How to Disagree Without Being Disagreeable by Suzette Haden Elgin
A few weeks back a good friend and I got into a disagreement, the details of which irrelevant. It lasted maybe five minutes then the day went on as usual, no hard feelings or underlying grumpiness. But there was something about the way we interacted that made be wish it had been different. I generally don’t like disagreeing with a couple of my friends who seem extraordinarily confident that their opinions are fact because I end up feeling a bit off. I don’t agree, but I’m not entirely sure how to get that across without being an ass.
I did a little research into how to disagree with someone without acting and sounding like a jerk, and this book repeatedly rose to the top. It’s a bit academic but very easy to read; the three star rating is more a function of the fact that this book is nearly 20 years old and could definitely benefit from an update that addresses internet interactions. Unfortunately Dr. Elgin passed away about a year ago, so any update would need to be done by another author.
Dr. Elgin is probably better known to folks as a science fiction author, but she’s also an expert in language studies. The main premise of this book is that people aren’t (usually) jerks to be jerks. She suggests that there are instead different ways of viewing discussions, including discussion as combat, life as a football game and life as a schoolroom. It’s sort of fascinating, and allegedly backed up by research. She offers different scenarios and ways to go about both diffusing them and avoiding getting into them in the first place.

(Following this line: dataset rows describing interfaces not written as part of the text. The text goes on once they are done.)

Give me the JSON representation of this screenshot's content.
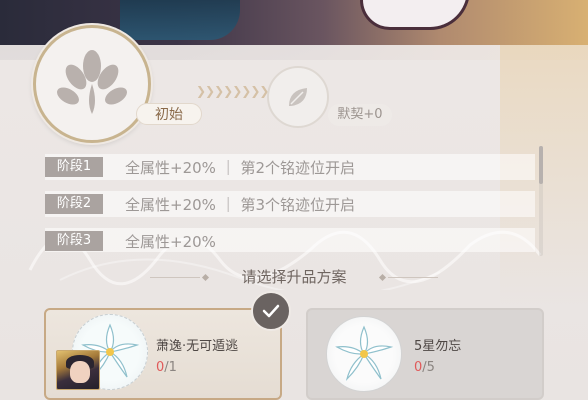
{
  "header": {
    "stage_current_label": "初始",
    "bond_label": "默契+0"
  },
  "stages": [
    {
      "tag": "阶段1",
      "desc": "全属性+20%  ｜ 第2个铭迹位开启"
    },
    {
      "tag": "阶段2",
      "desc": "全属性+20%  ｜ 第3个铭迹位开启"
    },
    {
      "tag": "阶段3",
      "desc": "全属性+20%"
    }
  ],
  "section_title": "请选择升品方案",
  "options": [
    {
      "name": "萧逸·无可遁逃",
      "count_current": "0",
      "count_total": "/1",
      "selected": true
    },
    {
      "name": "5星勿忘",
      "count_current": "0",
      "count_total": "/5",
      "selected": false
    }
  ],
  "colors": {
    "accent_gold": "#c7a985",
    "count_red": "#e05a5a",
    "tag_gray": "#aaa3a0"
  },
  "icons": {
    "medallion": "lily-emblem-icon",
    "bond": "leaf-icon",
    "selected": "checkmark-icon",
    "material": "white-lily-icon"
  }
}
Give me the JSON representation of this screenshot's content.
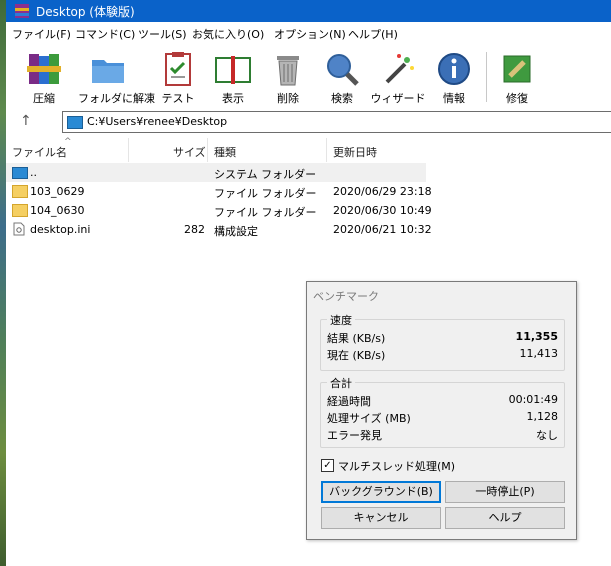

She also calls b.s. on a lot of the common thinking about differences in the way genders communicate, and instead suggests those differences are more about who is in (or attempting to demonstrate) power. I found that to be a fairly spot-on commentary, although it opens up a whole other line of questioning around the expectations of women when they speak, including the desire that we should be agreeable. Are men out there buying books like this?
I do wish she’d spent a bit of time looking at how language is used in intentionally hostile ways, which she suggests is rare. I’m guessing that any woman on Twitter (especially women of color) would beg to differ, and it’s possible that the suggestions in this book aren’t helpful in those instances.
Of course, as I say that, I just checked amazon and apparently she did issue an updated version in 2009 that looks at how to handle ‘casual racist and sexist language;’ unfortunately it doesn’t seem to be in print still. I’m going to guess that if you’re interested and can find it, the 2009 version would be better.